What the task requires - Go over the data and keep only the lines that include "السيارات".

Provided material -
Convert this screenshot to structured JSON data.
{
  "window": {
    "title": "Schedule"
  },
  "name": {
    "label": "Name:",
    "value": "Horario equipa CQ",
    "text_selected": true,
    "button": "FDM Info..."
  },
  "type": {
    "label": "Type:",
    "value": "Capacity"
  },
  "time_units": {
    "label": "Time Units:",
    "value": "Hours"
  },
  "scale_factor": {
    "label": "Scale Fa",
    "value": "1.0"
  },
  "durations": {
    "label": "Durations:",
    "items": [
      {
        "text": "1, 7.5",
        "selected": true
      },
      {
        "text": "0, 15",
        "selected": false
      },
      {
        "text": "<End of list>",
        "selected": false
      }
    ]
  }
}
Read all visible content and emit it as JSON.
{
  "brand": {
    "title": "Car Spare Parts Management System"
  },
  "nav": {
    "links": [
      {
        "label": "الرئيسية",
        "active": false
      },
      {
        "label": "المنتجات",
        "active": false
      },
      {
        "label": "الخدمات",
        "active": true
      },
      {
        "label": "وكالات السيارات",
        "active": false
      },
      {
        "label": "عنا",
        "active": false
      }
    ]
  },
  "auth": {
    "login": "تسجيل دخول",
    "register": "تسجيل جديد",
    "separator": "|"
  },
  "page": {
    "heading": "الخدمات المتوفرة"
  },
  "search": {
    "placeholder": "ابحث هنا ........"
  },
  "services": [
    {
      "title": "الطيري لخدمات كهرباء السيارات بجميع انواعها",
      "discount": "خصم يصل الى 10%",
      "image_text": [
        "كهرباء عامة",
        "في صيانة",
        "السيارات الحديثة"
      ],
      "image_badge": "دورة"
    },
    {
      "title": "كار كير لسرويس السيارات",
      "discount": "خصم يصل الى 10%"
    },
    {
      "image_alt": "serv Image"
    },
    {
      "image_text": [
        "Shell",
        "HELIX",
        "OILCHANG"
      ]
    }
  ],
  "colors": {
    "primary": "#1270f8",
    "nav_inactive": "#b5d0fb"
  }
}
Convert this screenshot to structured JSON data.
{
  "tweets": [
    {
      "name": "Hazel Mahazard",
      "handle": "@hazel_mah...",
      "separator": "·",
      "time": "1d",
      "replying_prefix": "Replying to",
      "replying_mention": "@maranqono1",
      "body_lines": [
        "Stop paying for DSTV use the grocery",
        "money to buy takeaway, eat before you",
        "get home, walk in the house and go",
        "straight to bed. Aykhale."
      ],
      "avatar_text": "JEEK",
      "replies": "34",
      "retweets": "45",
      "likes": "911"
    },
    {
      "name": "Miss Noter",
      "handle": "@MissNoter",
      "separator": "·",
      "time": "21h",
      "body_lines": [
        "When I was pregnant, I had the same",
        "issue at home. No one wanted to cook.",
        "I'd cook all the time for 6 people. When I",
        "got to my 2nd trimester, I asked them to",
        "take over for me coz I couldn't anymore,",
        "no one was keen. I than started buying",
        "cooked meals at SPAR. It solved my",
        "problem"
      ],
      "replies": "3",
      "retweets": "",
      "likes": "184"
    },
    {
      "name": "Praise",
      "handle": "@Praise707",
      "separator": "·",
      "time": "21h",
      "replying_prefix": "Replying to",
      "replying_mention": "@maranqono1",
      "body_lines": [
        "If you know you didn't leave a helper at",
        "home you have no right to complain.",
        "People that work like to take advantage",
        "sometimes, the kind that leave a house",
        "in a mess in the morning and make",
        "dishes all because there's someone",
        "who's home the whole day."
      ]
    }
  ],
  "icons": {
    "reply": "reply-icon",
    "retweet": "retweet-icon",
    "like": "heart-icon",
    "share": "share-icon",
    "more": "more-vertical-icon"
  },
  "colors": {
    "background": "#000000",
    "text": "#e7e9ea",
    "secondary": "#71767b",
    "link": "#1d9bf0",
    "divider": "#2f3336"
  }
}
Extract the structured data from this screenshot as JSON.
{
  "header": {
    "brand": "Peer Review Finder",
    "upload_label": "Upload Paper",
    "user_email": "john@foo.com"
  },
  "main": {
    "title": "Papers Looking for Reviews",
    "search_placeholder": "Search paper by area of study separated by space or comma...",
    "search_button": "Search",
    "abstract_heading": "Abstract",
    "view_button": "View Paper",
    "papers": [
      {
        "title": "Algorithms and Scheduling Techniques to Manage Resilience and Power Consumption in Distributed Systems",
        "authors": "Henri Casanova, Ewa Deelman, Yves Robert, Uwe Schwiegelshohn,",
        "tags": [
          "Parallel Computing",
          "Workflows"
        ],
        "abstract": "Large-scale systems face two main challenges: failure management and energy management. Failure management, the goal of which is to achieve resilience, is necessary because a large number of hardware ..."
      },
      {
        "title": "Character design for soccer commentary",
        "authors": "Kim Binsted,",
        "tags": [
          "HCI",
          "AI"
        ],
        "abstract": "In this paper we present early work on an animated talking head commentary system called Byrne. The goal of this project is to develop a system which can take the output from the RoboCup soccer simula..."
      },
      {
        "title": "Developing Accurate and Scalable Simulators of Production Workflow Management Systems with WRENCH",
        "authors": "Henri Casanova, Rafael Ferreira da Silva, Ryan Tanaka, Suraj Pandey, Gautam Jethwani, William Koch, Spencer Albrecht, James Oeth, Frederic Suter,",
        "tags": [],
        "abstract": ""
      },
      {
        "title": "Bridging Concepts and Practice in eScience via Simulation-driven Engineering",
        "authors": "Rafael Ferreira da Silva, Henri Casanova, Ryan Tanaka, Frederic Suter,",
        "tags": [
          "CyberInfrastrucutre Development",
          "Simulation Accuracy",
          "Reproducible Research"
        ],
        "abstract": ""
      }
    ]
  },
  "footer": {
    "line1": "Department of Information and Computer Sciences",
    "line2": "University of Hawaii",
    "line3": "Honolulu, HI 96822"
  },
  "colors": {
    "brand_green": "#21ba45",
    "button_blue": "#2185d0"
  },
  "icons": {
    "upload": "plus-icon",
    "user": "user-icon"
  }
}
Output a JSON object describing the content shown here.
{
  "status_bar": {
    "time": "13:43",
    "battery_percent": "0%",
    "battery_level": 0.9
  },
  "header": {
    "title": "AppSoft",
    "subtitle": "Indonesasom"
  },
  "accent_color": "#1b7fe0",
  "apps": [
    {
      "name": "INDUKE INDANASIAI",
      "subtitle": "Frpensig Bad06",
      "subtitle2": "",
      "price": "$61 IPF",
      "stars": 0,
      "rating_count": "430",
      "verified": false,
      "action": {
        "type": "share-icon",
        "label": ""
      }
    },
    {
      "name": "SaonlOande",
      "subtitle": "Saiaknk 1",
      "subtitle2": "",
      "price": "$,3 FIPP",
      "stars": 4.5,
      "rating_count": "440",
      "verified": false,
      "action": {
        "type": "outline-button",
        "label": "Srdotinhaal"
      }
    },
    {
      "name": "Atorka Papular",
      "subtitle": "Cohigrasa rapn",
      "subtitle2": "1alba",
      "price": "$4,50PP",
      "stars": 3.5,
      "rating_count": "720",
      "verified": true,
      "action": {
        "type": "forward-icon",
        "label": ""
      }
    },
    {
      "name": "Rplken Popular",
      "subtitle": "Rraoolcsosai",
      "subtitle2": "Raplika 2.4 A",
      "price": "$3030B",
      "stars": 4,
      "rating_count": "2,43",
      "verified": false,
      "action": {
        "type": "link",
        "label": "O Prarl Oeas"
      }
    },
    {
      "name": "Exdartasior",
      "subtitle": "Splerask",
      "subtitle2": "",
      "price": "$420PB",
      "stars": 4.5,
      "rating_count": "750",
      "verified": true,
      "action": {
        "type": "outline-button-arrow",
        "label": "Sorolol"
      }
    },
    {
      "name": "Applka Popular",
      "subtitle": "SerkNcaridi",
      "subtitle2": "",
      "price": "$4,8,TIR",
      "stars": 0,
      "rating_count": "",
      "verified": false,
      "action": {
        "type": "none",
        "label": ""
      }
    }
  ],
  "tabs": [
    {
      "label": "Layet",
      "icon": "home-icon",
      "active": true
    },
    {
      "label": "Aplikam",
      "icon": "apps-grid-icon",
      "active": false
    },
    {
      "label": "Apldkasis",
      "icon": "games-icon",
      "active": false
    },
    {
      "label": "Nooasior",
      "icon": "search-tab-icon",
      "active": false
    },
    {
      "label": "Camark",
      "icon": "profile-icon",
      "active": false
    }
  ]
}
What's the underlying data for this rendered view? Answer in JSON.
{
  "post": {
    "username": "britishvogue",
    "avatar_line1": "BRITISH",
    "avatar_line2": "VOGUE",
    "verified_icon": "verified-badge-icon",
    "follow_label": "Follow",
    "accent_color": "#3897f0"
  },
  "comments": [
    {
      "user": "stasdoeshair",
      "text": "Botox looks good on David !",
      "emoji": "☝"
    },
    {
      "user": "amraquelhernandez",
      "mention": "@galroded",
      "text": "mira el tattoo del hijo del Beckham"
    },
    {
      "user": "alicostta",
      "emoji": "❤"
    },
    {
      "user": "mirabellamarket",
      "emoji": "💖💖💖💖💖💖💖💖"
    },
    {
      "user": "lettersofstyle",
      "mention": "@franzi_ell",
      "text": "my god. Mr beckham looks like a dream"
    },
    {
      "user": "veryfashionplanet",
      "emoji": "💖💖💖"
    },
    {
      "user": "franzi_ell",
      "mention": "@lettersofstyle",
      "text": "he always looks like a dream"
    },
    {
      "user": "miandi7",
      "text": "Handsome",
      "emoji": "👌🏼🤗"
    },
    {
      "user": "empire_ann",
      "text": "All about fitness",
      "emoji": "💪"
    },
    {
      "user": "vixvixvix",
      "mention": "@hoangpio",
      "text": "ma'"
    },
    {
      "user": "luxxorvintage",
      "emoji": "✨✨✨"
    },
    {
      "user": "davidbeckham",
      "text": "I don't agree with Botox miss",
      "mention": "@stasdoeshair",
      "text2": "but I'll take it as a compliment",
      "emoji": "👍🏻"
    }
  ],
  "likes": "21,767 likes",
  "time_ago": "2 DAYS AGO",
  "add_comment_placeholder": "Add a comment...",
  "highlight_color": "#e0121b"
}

Result for this task -
        "label": "وكالات السيارات",
      "title": "الطيري لخدمات كهرباء السيارات بجميع انواعها",
        "السيارات الحديثة"
      "title": "كار كير لسرويس السيارات",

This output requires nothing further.